=== Begin Enclosure ===

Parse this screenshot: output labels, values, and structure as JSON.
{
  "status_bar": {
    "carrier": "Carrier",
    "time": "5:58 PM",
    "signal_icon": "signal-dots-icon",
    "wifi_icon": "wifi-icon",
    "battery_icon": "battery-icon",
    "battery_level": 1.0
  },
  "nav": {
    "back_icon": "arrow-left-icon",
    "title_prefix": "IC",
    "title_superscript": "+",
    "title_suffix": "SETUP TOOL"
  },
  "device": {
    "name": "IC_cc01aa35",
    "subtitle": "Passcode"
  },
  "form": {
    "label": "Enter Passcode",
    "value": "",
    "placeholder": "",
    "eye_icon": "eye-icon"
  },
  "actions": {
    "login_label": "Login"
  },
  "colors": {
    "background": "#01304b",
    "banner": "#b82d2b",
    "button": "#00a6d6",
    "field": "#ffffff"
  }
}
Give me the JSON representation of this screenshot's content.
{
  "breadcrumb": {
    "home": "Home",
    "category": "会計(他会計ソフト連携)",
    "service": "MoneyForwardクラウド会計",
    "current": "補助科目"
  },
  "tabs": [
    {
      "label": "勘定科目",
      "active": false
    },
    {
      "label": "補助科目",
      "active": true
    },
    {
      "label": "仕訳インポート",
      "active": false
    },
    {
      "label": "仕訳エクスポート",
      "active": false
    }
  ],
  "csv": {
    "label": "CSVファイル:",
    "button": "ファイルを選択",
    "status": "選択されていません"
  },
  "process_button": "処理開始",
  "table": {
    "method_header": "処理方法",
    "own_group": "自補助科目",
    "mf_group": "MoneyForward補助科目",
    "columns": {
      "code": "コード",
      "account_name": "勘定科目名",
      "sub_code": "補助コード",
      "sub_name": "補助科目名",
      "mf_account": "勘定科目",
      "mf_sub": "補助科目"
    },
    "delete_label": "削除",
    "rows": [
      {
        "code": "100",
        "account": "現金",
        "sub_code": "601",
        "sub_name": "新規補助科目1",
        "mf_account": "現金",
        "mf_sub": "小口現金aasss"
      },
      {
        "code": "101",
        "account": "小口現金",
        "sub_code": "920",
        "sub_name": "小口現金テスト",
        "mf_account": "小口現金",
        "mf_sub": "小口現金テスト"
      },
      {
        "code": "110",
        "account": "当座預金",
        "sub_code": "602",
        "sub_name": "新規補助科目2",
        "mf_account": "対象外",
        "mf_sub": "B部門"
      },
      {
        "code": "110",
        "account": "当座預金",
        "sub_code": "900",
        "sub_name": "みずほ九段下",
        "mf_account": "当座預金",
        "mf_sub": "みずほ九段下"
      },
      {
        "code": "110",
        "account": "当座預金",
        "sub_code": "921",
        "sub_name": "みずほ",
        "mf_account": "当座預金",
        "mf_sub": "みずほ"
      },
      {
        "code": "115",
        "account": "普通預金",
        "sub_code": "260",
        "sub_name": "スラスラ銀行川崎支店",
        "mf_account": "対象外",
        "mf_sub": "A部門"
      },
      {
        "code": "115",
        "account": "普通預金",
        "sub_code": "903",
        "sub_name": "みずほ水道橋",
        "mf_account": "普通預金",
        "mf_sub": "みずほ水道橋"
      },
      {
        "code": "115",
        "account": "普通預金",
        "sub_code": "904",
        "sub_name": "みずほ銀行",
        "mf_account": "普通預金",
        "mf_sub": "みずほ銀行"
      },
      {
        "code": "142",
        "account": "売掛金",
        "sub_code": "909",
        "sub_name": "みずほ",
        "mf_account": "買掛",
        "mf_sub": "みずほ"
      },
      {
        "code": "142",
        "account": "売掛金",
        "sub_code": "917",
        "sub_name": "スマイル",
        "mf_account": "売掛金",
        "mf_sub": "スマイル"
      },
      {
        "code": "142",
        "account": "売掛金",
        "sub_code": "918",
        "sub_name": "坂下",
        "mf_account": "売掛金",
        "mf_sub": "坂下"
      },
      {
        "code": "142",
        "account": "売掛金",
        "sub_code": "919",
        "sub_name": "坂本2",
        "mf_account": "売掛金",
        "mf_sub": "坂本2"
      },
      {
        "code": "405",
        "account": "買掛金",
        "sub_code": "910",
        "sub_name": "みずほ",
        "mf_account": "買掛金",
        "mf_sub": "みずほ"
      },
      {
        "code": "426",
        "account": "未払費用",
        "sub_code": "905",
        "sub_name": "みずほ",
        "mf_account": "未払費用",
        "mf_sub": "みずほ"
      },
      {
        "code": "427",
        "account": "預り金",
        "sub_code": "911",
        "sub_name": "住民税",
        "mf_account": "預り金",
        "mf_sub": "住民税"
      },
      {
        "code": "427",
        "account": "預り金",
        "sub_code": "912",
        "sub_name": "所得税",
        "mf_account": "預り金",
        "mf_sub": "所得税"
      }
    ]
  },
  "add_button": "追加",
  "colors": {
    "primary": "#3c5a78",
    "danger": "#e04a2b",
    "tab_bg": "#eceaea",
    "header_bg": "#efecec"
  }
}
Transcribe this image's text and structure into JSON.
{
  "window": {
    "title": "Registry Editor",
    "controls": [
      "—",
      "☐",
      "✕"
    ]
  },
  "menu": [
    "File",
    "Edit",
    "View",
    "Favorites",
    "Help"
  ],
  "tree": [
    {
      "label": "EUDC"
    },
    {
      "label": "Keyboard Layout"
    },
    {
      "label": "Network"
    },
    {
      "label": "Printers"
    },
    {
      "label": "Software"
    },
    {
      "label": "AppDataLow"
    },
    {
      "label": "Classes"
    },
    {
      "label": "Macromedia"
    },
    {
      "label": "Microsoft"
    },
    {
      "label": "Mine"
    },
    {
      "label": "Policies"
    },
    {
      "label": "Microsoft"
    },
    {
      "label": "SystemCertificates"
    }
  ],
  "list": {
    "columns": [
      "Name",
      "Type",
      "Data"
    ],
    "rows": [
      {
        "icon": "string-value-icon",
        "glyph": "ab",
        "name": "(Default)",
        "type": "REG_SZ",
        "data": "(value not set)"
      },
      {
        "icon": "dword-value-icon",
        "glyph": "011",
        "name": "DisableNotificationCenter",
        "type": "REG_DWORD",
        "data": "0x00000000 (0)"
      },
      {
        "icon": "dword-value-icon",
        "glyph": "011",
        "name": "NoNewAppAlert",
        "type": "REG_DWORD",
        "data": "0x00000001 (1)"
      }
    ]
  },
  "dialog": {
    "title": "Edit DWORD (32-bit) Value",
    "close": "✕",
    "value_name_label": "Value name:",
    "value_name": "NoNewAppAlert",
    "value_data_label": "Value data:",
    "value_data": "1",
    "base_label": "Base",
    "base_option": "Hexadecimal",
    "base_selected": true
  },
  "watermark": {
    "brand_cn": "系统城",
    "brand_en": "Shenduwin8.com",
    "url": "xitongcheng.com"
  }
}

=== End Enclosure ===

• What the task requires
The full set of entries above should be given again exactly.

• Solution to this exercise
Parse this screenshot: output labels, values, and structure as JSON.
{
  "status_bar": {
    "carrier": "Carrier",
    "time": "5:58 PM",
    "signal_icon": "signal-dots-icon",
    "wifi_icon": "wifi-icon",
    "battery_icon": "battery-icon",
    "battery_level": 1.0
  },
  "nav": {
    "back_icon": "arrow-left-icon",
    "title_prefix": "IC",
    "title_superscript": "+",
    "title_suffix": "SETUP TOOL"
  },
  "device": {
    "name": "IC_cc01aa35",
    "subtitle": "Passcode"
  },
  "form": {
    "label": "Enter Passcode",
    "value": "",
    "placeholder": "",
    "eye_icon": "eye-icon"
  },
  "actions": {
    "login_label": "Login"
  },
  "colors": {
    "background": "#01304b",
    "banner": "#b82d2b",
    "button": "#00a6d6",
    "field": "#ffffff"
  }
}
Give me the JSON representation of this screenshot's content.
{
  "breadcrumb": {
    "home": "Home",
    "category": "会計(他会計ソフト連携)",
    "service": "MoneyForwardクラウド会計",
    "current": "補助科目"
  },
  "tabs": [
    {
      "label": "勘定科目",
      "active": false
    },
    {
      "label": "補助科目",
      "active": true
    },
    {
      "label": "仕訳インポート",
      "active": false
    },
    {
      "label": "仕訳エクスポート",
      "active": false
    }
  ],
  "csv": {
    "label": "CSVファイル:",
    "button": "ファイルを選択",
    "status": "選択されていません"
  },
  "process_button": "処理開始",
  "table": {
    "method_header": "処理方法",
    "own_group": "自補助科目",
    "mf_group": "MoneyForward補助科目",
    "columns": {
      "code": "コード",
      "account_name": "勘定科目名",
      "sub_code": "補助コード",
      "sub_name": "補助科目名",
      "mf_account": "勘定科目",
      "mf_sub": "補助科目"
    },
    "delete_label": "削除",
    "rows": [
      {
        "code": "100",
        "account": "現金",
        "sub_code": "601",
        "sub_name": "新規補助科目1",
        "mf_account": "現金",
        "mf_sub": "小口現金aasss"
      },
      {
        "code": "101",
        "account": "小口現金",
        "sub_code": "920",
        "sub_name": "小口現金テスト",
        "mf_account": "小口現金",
        "mf_sub": "小口現金テスト"
      },
      {
        "code": "110",
        "account": "当座預金",
        "sub_code": "602",
        "sub_name": "新規補助科目2",
        "mf_account": "対象外",
        "mf_sub": "B部門"
      },
      {
        "code": "110",
        "account": "当座預金",
        "sub_code": "900",
        "sub_name": "みずほ九段下",
        "mf_account": "当座預金",
        "mf_sub": "みずほ九段下"
      },
      {
        "code": "110",
        "account": "当座預金",
        "sub_code": "921",
        "sub_name": "みずほ",
        "mf_account": "当座預金",
        "mf_sub": "みずほ"
      },
      {
        "code": "115",
        "account": "普通預金",
        "sub_code": "260",
        "sub_name": "スラスラ銀行川崎支店",
        "mf_account": "対象外",
        "mf_sub": "A部門"
      },
      {
        "code": "115",
        "account": "普通預金",
        "sub_code": "903",
        "sub_name": "みずほ水道橋",
        "mf_account": "普通預金",
        "mf_sub": "みずほ水道橋"
      },
      {
        "code": "115",
        "account": "普通預金",
        "sub_code": "904",
        "sub_name": "みずほ銀行",
        "mf_account": "普通預金",
        "mf_sub": "みずほ銀行"
      },
      {
        "code": "142",
        "account": "売掛金",
        "sub_code": "909",
        "sub_name": "みずほ",
        "mf_account": "買掛",
        "mf_sub": "みずほ"
      },
      {
        "code": "142",
        "account": "売掛金",
        "sub_code": "917",
        "sub_name": "スマイル",
        "mf_account": "売掛金",
        "mf_sub": "スマイル"
      },
      {
        "code": "142",
        "account": "売掛金",
        "sub_code": "918",
        "sub_name": "坂下",
        "mf_account": "売掛金",
        "mf_sub": "坂下"
      },
      {
        "code": "142",
        "account": "売掛金",
        "sub_code": "919",
        "sub_name": "坂本2",
        "mf_account": "売掛金",
        "mf_sub": "坂本2"
      },
      {
        "code": "405",
        "account": "買掛金",
        "sub_code": "910",
        "sub_name": "みずほ",
        "mf_account": "買掛金",
        "mf_sub": "みずほ"
      },
      {
        "code": "426",
        "account": "未払費用",
        "sub_code": "905",
        "sub_name": "みずほ",
        "mf_account": "未払費用",
        "mf_sub": "みずほ"
      },
      {
        "code": "427",
        "account": "預り金",
        "sub_code": "911",
        "sub_name": "住民税",
        "mf_account": "預り金",
        "mf_sub": "住民税"
      },
      {
        "code": "427",
        "account": "預り金",
        "sub_code": "912",
        "sub_name": "所得税",
        "mf_account": "預り金",
        "mf_sub": "所得税"
      }
    ]
  },
  "add_button": "追加",
  "colors": {
    "primary": "#3c5a78",
    "danger": "#e04a2b",
    "tab_bg": "#eceaea",
    "header_bg": "#efecec"
  }
}
Transcribe this image's text and structure into JSON.
{
  "window": {
    "title": "Registry Editor",
    "controls": [
      "—",
      "☐",
      "✕"
    ]
  },
  "menu": [
    "File",
    "Edit",
    "View",
    "Favorites",
    "Help"
  ],
  "tree": [
    {
      "label": "EUDC"
    },
    {
      "label": "Keyboard Layout"
    },
    {
      "label": "Network"
    },
    {
      "label": "Printers"
    },
    {
      "label": "Software"
    },
    {
      "label": "AppDataLow"
    },
    {
      "label": "Classes"
    },
    {
      "label": "Macromedia"
    },
    {
      "label": "Microsoft"
    },
    {
      "label": "Mine"
    },
    {
      "label": "Policies"
    },
    {
      "label": "Microsoft"
    },
    {
      "label": "SystemCertificates"
    }
  ],
  "list": {
    "columns": [
      "Name",
      "Type",
      "Data"
    ],
    "rows": [
      {
        "icon": "string-value-icon",
        "glyph": "ab",
        "name": "(Default)",
        "type": "REG_SZ",
        "data": "(value not set)"
      },
      {
        "icon": "dword-value-icon",
        "glyph": "011",
        "name": "DisableNotificationCenter",
        "type": "REG_DWORD",
        "data": "0x00000000 (0)"
      },
      {
        "icon": "dword-value-icon",
        "glyph": "011",
        "name": "NoNewAppAlert",
        "type": "REG_DWORD",
        "data": "0x00000001 (1)"
      }
    ]
  },
  "dialog": {
    "title": "Edit DWORD (32-bit) Value",
    "close": "✕",
    "value_name_label": "Value name:",
    "value_name": "NoNewAppAlert",
    "value_data_label": "Value data:",
    "value_data": "1",
    "base_label": "Base",
    "base_option": "Hexadecimal",
    "base_selected": true
  },
  "watermark": {
    "brand_cn": "系统城",
    "brand_en": "Shenduwin8.com",
    "url": "xitongcheng.com"
  }
}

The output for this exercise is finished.